Michelle Thorne

Group photo, Mozilla Open IoT, Anstruther Scotland Design Sprint, June 2016 Group photo, Mozilla Open IoT, Anstruther Scotland Design Sprint, June 2016

The internet is changing forms. Today we live in a network of physical objects and services that continuously gather data and exchange it over the internet. These connected systems are increasingly invisible, inaccessible and immutable to us.

We believe that as the internet evolves, it must remain a global public resource that is open and accessible to all.

The Internet of Things (IoT) describes the trend of increasingly connected objects and environments. It’s rapidly growing, although its professional practices and leading products are not yet fully established.

With the Mozilla Open IoT Studio, we’re seeking to make IoT more open, accessible and empowering. We also strive to improve privacy and security in the field. To this end, we’re convening a global network of professionals committed to open IoT.

Here we invite participants to collaborate on prototypes that serve local communities and celebrate the unique affordances of physical places. We test and critique best practices for embedding privacy, digital literacy and diversity & inclusion in IoT. We publish and exhibit our results as a way to reflect and advocate for these values as the internet evolves into more physical and ubiquitous forms.

We prioritize working with professionals who are currently active in IoT: product designers, web developers, hardware manufacturers, data scientists, user researchers, and internet activists.

That’s because the professional norms of IoT are not yet established. Through collaboration, we develop shared practices and understanding of what it looks like to better embed these values in the technology we build.

In this way, our work is all about learning-by-making. We want to build a healthy network through collaboration and making something meaningful together. By making a prototype together or project you start to form bonds. These bonds form a network.

We strive to welcome diverse thinking, identities and experiences. We care about sustainable activities, meaningful contributions to local communities, and a nurtured approach to innovation. We are committed to learning by making and to sharing what we know and create.

These formats are still unusual within Mozilla. That’s because historically, we’re an organization that has primarily defined itself in software and technology products. With software, especially when it’s used by millions of people, there is almost a hubris in thinking that there is a universality in the world.

Particularly in Silicon Valley, there’s an obsession with ‘fail fast’. It uses hackathons and sprints in a way that’s not necessarily a good thing. We are often failing fast with other people’s lives. It seems reckless, especially if you are trying to do things for others. There’s a need to be supportive and nurturing.

These sorts of events helps Mozilla find its body and its voice. That practice has been growing in different forms with a lot with colleagues that have been doing similar work, particularly with the Mozilla Leadership Network.

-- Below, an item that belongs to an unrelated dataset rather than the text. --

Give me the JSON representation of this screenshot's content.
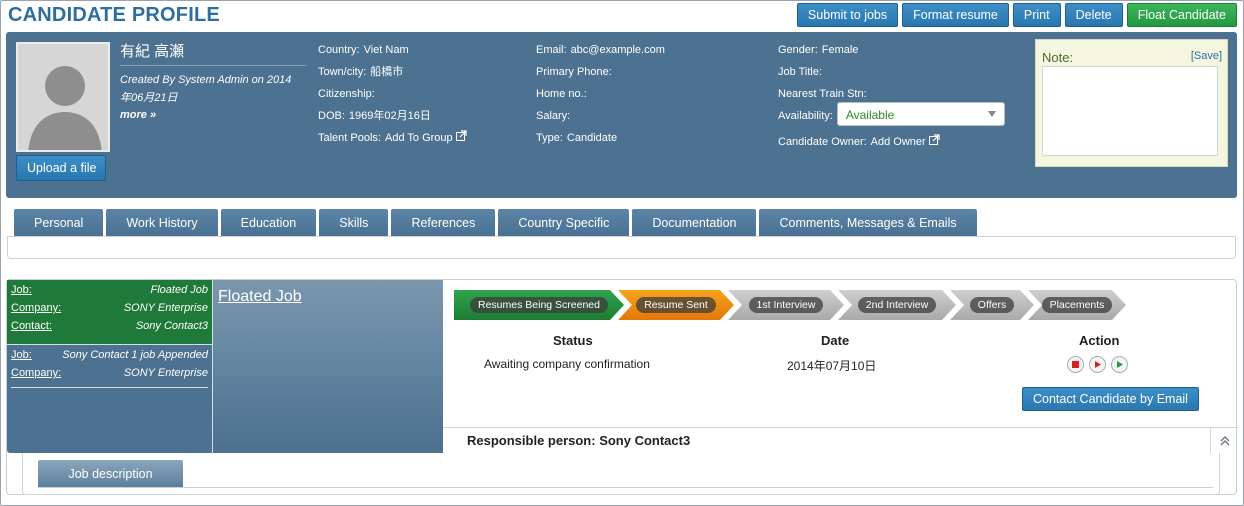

We are here to learn by making and shaping professional practice, especially in technology, because we want IoT to be more open, more accessible. Therefore, we have to think about learning in more holistic and reflective way. It’s about taking the time to listen, observe, be in a place, be present in your practice. You can still be rapidly prototyping, but with a slow philosophy.

This requires meta-cognition. You have to realize the event isn’t just about making a prototype, but about shaping your practice and contributing to a larger community. For that, reflection is vital.

Image caption/credit: Group photo, Mozilla Open IoT, Anstruther Scotland Design Sprint, June 2016